Thought-provoking articles that deal with hunger and the issues involved in meeting the hunger challenge.
(Remarks by Dr. Rajiv Shah Administrator, USAID) For the vast majority of human history, mankind has been stuck in a trap.
Every time the world economy expanded or technology would progress, populations would increase. Besides an extremely small number of royals and elites, on average, people didn’t become wealthier. Economic growth and development as we understand it today simply didn’t exist.

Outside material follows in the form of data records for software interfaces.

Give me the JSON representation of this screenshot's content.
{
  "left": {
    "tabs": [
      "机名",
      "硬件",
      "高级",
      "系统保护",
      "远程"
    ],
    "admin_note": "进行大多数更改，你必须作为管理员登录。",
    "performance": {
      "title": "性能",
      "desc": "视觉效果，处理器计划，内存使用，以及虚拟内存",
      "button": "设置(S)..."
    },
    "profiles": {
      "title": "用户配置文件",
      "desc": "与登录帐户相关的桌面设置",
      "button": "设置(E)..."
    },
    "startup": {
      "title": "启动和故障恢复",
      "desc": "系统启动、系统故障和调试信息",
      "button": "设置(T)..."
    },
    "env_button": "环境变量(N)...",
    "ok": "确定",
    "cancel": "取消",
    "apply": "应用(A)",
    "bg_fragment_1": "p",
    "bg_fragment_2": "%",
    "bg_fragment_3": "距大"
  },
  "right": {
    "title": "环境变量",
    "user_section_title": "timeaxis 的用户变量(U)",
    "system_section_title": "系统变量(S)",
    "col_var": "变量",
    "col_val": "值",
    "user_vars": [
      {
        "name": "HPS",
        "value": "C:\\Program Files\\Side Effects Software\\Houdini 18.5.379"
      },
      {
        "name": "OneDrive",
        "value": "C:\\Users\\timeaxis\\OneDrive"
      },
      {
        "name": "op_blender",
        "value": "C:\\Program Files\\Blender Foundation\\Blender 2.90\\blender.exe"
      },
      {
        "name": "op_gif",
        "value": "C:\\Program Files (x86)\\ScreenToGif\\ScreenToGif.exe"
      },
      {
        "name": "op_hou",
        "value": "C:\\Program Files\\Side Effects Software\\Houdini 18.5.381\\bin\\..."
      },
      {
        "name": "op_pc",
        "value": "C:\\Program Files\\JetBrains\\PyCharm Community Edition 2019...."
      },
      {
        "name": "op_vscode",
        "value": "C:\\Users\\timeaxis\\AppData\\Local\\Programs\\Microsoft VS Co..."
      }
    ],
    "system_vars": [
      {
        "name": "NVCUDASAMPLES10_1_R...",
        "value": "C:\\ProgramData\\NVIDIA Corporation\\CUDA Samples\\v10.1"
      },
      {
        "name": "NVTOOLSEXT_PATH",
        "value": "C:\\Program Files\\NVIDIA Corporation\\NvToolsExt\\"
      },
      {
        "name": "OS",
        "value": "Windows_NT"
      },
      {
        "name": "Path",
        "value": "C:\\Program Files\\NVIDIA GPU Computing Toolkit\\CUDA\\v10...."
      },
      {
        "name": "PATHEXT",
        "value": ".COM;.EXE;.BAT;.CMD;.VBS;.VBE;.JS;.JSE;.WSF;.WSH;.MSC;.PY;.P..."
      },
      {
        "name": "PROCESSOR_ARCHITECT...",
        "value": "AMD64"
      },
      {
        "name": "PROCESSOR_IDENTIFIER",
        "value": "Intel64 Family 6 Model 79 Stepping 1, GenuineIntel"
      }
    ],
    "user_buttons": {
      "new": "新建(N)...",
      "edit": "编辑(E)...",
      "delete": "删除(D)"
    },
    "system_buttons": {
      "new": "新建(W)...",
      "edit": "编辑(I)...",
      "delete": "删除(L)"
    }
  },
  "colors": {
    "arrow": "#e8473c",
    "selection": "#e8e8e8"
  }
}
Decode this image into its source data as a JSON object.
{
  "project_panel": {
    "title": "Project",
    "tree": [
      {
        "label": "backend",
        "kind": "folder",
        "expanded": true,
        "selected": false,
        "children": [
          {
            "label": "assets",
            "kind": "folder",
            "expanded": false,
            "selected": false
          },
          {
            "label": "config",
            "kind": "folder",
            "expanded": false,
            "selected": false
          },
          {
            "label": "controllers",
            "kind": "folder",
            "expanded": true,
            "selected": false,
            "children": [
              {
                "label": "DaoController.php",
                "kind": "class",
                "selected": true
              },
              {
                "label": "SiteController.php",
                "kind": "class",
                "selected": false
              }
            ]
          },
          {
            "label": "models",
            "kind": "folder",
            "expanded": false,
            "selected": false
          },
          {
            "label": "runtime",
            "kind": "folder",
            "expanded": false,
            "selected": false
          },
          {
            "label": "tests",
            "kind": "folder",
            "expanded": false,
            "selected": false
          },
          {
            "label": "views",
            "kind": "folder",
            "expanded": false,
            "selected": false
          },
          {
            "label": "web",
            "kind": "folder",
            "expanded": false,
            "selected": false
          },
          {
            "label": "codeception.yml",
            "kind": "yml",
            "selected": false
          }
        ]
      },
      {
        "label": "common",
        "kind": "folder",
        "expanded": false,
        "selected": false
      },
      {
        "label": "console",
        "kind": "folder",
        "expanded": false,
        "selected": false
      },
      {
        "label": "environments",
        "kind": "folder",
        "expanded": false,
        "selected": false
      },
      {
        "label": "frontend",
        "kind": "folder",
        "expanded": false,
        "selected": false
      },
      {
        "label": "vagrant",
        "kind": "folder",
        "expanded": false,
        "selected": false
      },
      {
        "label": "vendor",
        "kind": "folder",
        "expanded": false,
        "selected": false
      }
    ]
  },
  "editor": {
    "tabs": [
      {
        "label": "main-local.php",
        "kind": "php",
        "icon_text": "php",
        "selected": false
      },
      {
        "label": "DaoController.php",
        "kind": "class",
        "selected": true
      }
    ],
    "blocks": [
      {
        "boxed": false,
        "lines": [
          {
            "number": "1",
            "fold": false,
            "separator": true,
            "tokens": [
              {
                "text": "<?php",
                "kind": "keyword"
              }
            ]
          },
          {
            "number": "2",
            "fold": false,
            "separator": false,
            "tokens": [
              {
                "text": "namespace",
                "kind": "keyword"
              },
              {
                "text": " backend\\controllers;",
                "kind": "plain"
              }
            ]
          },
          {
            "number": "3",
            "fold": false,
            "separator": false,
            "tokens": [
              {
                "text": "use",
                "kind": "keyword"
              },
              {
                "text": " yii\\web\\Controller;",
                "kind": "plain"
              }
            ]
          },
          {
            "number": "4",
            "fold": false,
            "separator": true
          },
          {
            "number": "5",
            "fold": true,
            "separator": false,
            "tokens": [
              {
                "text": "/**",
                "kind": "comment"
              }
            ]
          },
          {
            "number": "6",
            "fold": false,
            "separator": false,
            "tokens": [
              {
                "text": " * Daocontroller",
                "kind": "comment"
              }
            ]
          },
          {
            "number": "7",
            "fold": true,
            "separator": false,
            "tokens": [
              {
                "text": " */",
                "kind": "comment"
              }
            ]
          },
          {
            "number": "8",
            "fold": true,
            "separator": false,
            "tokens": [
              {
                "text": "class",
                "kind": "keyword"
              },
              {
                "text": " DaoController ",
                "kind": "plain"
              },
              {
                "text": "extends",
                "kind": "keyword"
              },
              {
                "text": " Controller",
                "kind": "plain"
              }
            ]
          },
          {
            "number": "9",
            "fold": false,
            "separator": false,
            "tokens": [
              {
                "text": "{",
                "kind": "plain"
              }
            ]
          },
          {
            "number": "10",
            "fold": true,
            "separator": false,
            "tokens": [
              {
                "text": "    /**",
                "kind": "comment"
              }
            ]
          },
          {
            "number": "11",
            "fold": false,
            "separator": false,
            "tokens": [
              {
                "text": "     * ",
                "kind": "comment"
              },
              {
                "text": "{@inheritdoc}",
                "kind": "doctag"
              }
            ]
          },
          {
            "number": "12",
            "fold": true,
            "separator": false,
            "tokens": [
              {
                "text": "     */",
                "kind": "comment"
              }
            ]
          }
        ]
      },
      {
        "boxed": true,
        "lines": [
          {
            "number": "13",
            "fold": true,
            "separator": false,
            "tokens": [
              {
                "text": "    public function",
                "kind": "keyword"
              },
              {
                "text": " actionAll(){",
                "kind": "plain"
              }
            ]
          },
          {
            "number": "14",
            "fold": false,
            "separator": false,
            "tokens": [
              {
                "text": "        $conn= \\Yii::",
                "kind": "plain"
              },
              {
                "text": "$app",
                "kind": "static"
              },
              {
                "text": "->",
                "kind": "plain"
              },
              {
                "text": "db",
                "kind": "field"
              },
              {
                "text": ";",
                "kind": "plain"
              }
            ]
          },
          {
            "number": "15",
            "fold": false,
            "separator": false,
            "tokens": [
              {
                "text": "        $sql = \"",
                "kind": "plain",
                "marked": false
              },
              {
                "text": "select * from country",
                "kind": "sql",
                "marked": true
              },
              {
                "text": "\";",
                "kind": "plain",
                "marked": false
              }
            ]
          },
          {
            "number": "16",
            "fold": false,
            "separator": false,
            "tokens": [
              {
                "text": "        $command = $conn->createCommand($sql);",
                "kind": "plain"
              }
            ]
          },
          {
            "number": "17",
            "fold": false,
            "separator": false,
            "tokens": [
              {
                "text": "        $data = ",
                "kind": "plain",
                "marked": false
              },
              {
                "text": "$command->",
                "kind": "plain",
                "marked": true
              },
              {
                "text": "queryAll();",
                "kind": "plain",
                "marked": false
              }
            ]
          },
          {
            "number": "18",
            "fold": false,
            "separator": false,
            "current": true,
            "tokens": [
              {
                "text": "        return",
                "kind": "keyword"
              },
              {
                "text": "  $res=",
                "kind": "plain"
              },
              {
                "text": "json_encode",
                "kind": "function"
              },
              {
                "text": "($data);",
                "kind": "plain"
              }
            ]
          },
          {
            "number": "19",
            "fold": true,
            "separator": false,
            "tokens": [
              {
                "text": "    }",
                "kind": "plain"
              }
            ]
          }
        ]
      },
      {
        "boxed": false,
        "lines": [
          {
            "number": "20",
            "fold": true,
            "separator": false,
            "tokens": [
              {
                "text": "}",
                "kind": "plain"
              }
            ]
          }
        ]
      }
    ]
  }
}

The town of Dhobley, Somalia, sits at the gateway of hell. Just west of Dhobley is the border with Kenya, and the road to Dadaab, which hosts a giant complex of refugee camps; Dhobley has become the last stop in Somalia for a growing stream of desperate, starving people in flight from famine. In Dhobley, as well, drought has ruined crops and felled cows.
(..) I will give you few examples of how we are moving aggressively into that space. We have launched a partnership with PepsiCo and the World Food Program (WFP) to reach tens of thousands of Ethiopian chick pea farmers create a product the WFP can purchase for use in supplementary feeding programs throughout the Horn of Africa and elsewhere in the world.
Gender discrimination lies behind much of the malnutrition found in under-five children in Nepal, say locals and experts. (..) "Malnutrition in Nepal is an intergenerational cycle,” said Sophiya Uprety, a nutritionist for the World Food Programme (WFP) in Kathmandu. She explained that supporting pregnant women with a nutritious and adequate diet, rest and care did more than improve a person’s strength - it bolstered society as well.
The G20 response to the food crisis of 2011 needs better politics and greater ambition. Are we in the middle of a world food crisis, or aren’t we? Yes, we are – but the political impetus is less than last time, in 2008, and the response inadequate.